─── Dataset records ───
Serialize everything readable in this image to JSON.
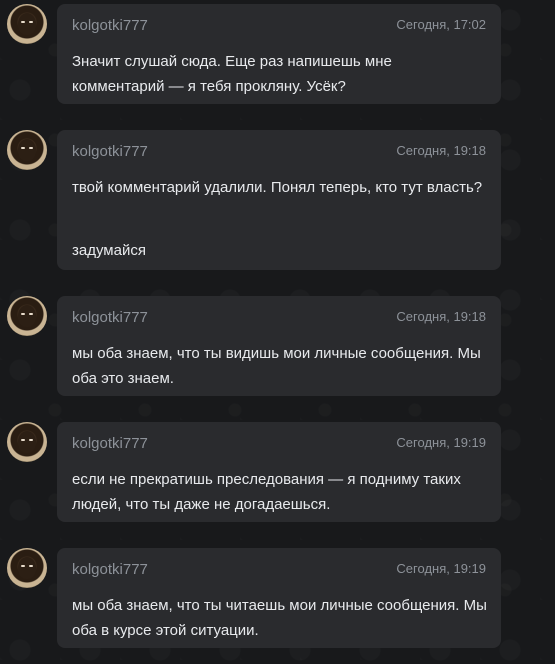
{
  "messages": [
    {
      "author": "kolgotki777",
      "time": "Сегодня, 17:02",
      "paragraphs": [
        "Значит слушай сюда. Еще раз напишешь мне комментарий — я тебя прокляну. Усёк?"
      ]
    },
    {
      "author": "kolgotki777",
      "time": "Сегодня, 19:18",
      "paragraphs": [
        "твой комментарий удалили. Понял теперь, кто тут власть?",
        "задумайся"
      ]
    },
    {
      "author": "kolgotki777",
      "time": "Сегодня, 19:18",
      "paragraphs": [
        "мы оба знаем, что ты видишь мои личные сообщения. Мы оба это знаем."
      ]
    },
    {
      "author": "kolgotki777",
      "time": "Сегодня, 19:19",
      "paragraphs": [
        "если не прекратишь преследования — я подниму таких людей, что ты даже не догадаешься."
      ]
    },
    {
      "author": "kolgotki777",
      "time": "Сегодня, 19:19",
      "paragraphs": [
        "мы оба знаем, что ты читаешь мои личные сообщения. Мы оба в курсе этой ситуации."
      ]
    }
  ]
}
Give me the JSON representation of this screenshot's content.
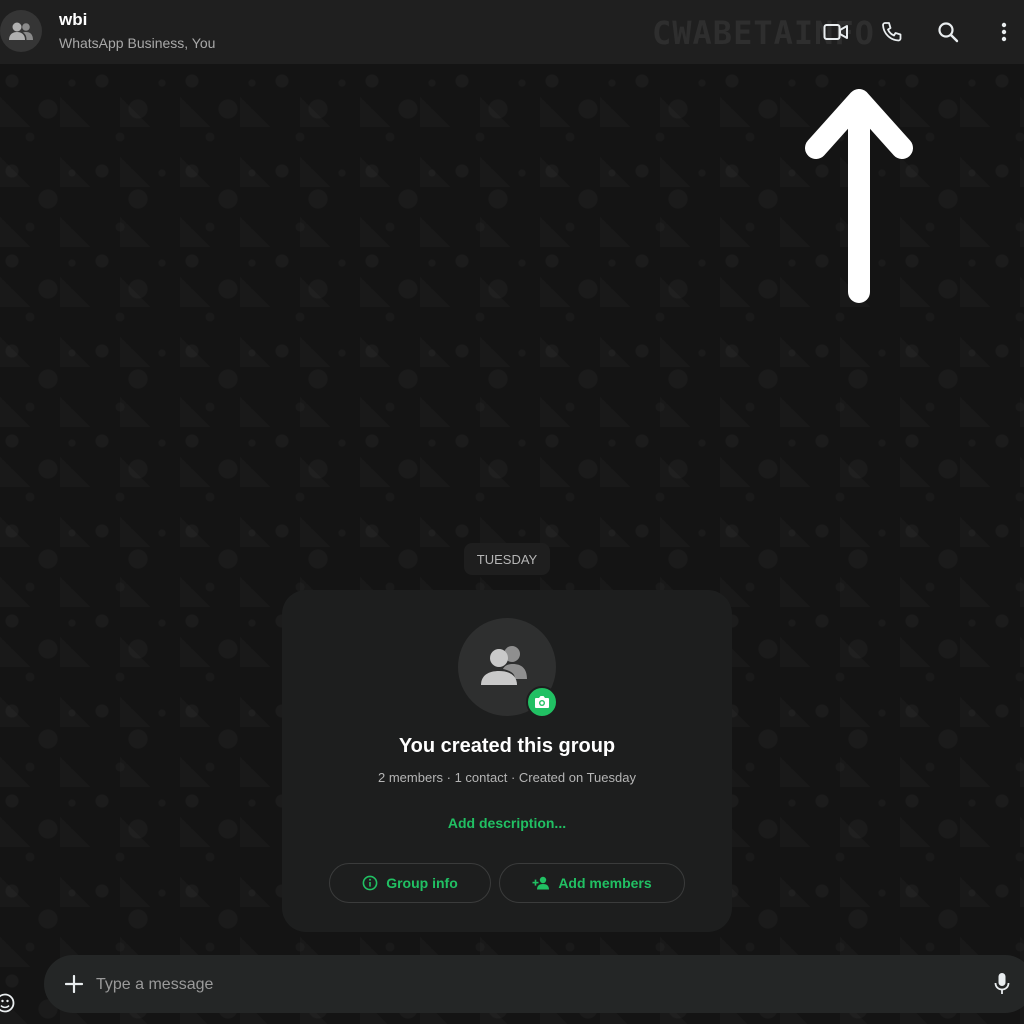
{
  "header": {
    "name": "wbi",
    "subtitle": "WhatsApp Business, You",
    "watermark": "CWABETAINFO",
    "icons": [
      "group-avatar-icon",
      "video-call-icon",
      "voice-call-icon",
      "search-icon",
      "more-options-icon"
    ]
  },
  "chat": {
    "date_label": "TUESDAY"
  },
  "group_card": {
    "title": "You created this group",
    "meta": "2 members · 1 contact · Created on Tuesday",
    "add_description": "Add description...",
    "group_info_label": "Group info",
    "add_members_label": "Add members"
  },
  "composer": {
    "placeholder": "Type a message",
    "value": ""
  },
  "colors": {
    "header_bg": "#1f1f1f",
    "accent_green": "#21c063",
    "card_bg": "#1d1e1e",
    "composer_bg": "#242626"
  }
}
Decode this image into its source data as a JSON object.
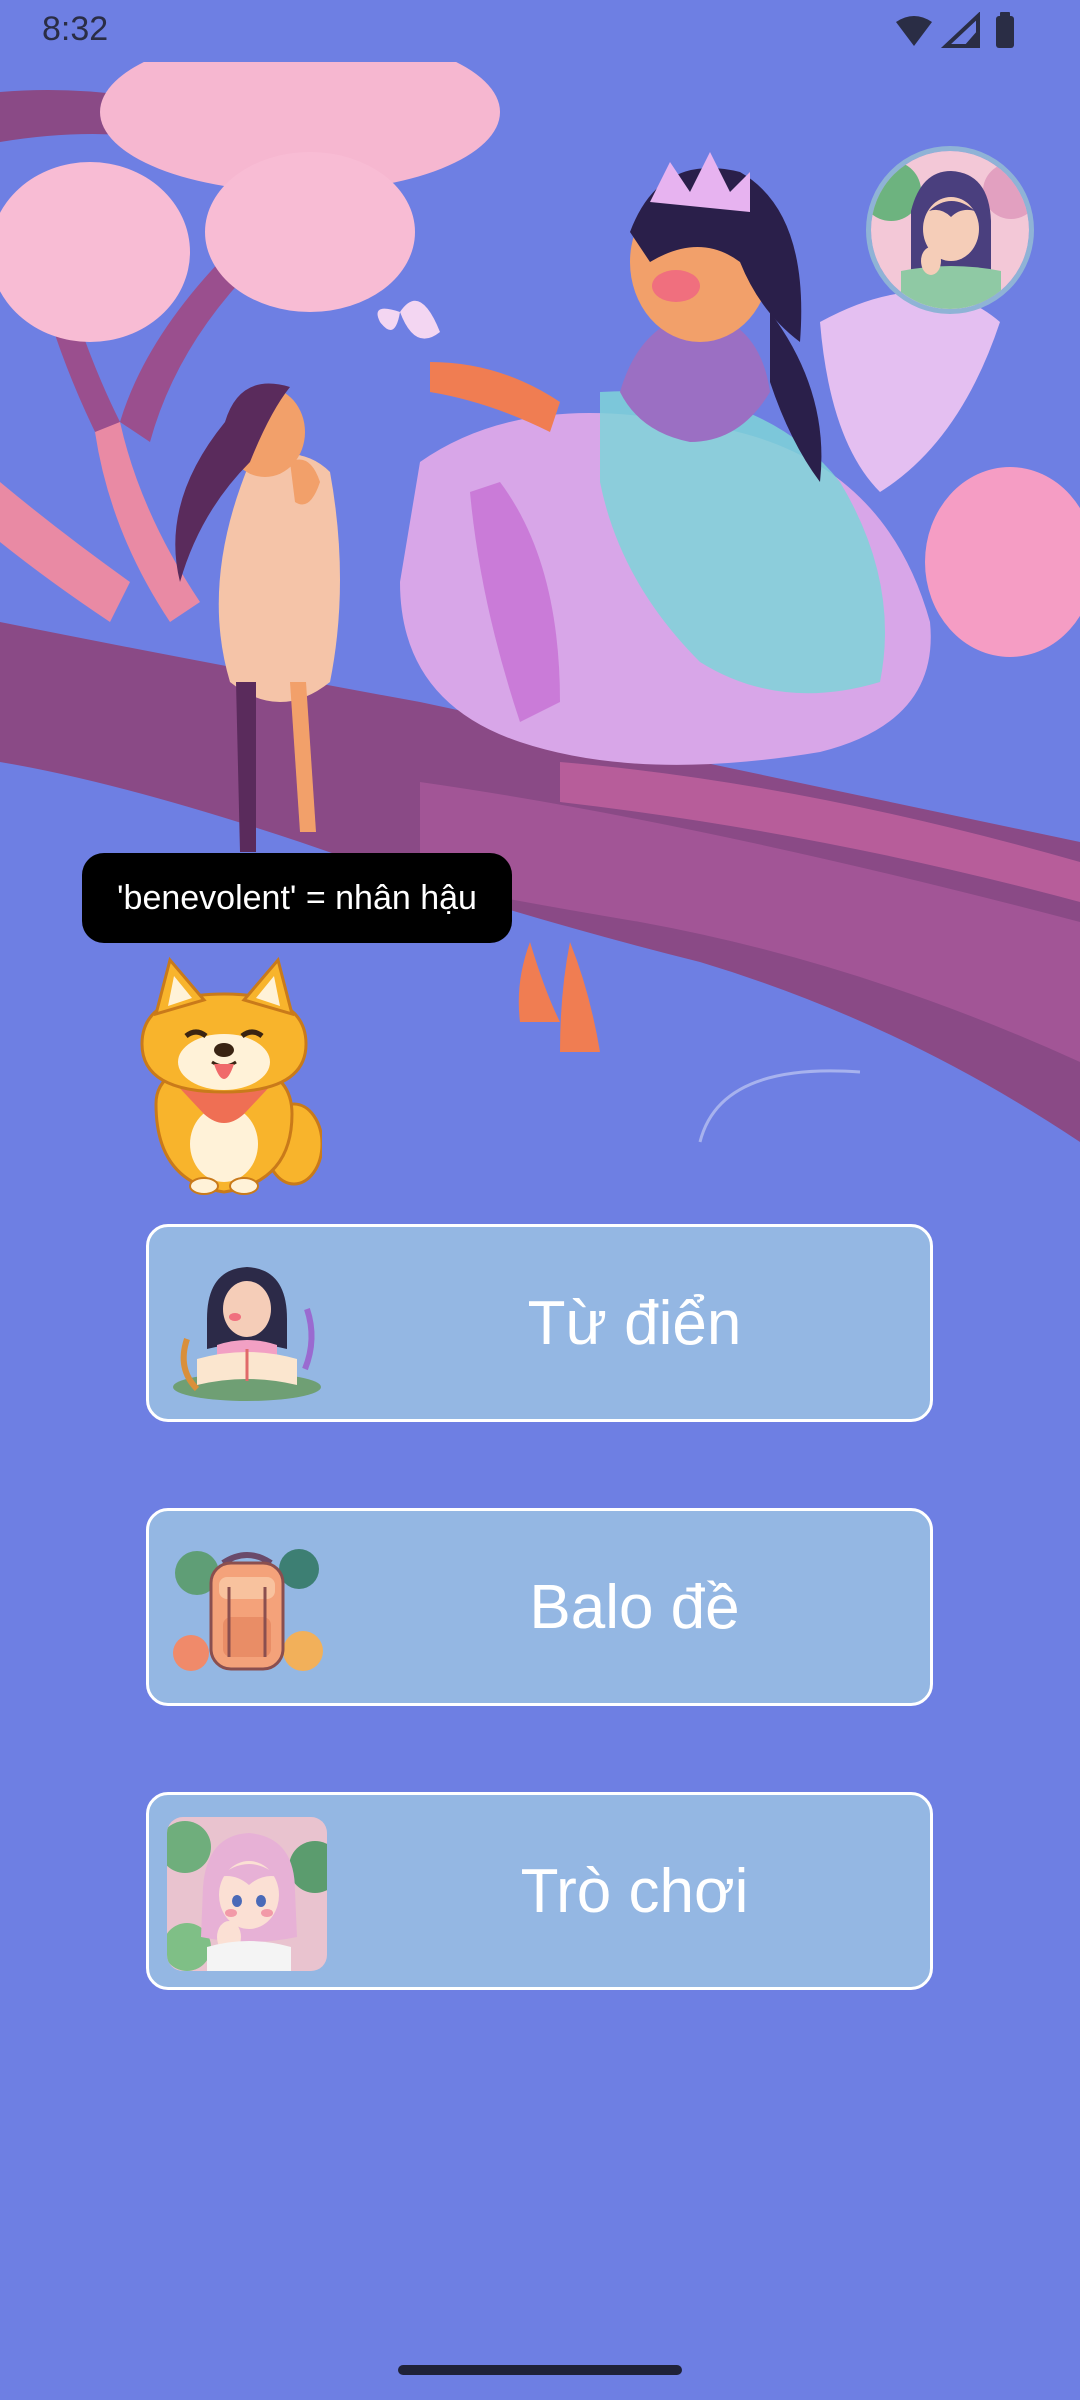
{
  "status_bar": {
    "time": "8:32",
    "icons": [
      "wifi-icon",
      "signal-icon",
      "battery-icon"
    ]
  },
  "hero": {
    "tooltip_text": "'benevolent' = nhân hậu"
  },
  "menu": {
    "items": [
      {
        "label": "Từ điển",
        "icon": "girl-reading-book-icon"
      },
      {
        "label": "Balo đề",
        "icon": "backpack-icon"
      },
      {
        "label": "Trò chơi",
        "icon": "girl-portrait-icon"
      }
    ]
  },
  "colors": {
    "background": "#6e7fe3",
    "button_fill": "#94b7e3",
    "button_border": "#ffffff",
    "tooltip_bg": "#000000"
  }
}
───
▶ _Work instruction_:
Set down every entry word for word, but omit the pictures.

▶ _Solved exercise_:
Serialize everything readable in this image to JSON.
{
  "messages": [
    {
      "author": "kolgotki777",
      "time": "Сегодня, 17:02",
      "paragraphs": [
        "Значит слушай сюда. Еще раз напишешь мне комментарий — я тебя прокляну. Усёк?"
      ]
    },
    {
      "author": "kolgotki777",
      "time": "Сегодня, 19:18",
      "paragraphs": [
        "твой комментарий удалили. Понял теперь, кто тут власть?",
        "задумайся"
      ]
    },
    {
      "author": "kolgotki777",
      "time": "Сегодня, 19:18",
      "paragraphs": [
        "мы оба знаем, что ты видишь мои личные сообщения. Мы оба это знаем."
      ]
    },
    {
      "author": "kolgotki777",
      "time": "Сегодня, 19:19",
      "paragraphs": [
        "если не прекратишь преследования — я подниму таких людей, что ты даже не догадаешься."
      ]
    },
    {
      "author": "kolgotki777",
      "time": "Сегодня, 19:19",
      "paragraphs": [
        "мы оба знаем, что ты читаешь мои личные сообщения. Мы оба в курсе этой ситуации."
      ]
    }
  ]
}
Give me the JSON representation of this screenshot's content.
{
  "header": {
    "name": "wbi",
    "subtitle": "WhatsApp Business, You",
    "watermark": "CWABETAINFO",
    "icons": [
      "group-avatar-icon",
      "video-call-icon",
      "voice-call-icon",
      "search-icon",
      "more-options-icon"
    ]
  },
  "chat": {
    "date_label": "TUESDAY"
  },
  "group_card": {
    "title": "You created this group",
    "meta": "2 members · 1 contact · Created on Tuesday",
    "add_description": "Add description...",
    "group_info_label": "Group info",
    "add_members_label": "Add members"
  },
  "composer": {
    "placeholder": "Type a message",
    "value": ""
  },
  "colors": {
    "header_bg": "#1f1f1f",
    "accent_green": "#21c063",
    "card_bg": "#1d1e1e",
    "composer_bg": "#242626"
  }
}
Decode this image into its source data as a JSON object.
{
  "status_bar": {
    "time": "8:32",
    "icons": [
      "wifi-icon",
      "signal-icon",
      "battery-icon"
    ]
  },
  "hero": {
    "tooltip_text": "'benevolent' = nhân hậu"
  },
  "menu": {
    "items": [
      {
        "label": "Từ điển",
        "icon": "girl-reading-book-icon"
      },
      {
        "label": "Balo đề",
        "icon": "backpack-icon"
      },
      {
        "label": "Trò chơi",
        "icon": "girl-portrait-icon"
      }
    ]
  },
  "colors": {
    "background": "#6e7fe3",
    "button_fill": "#94b7e3",
    "button_border": "#ffffff",
    "tooltip_bg": "#000000"
  }
}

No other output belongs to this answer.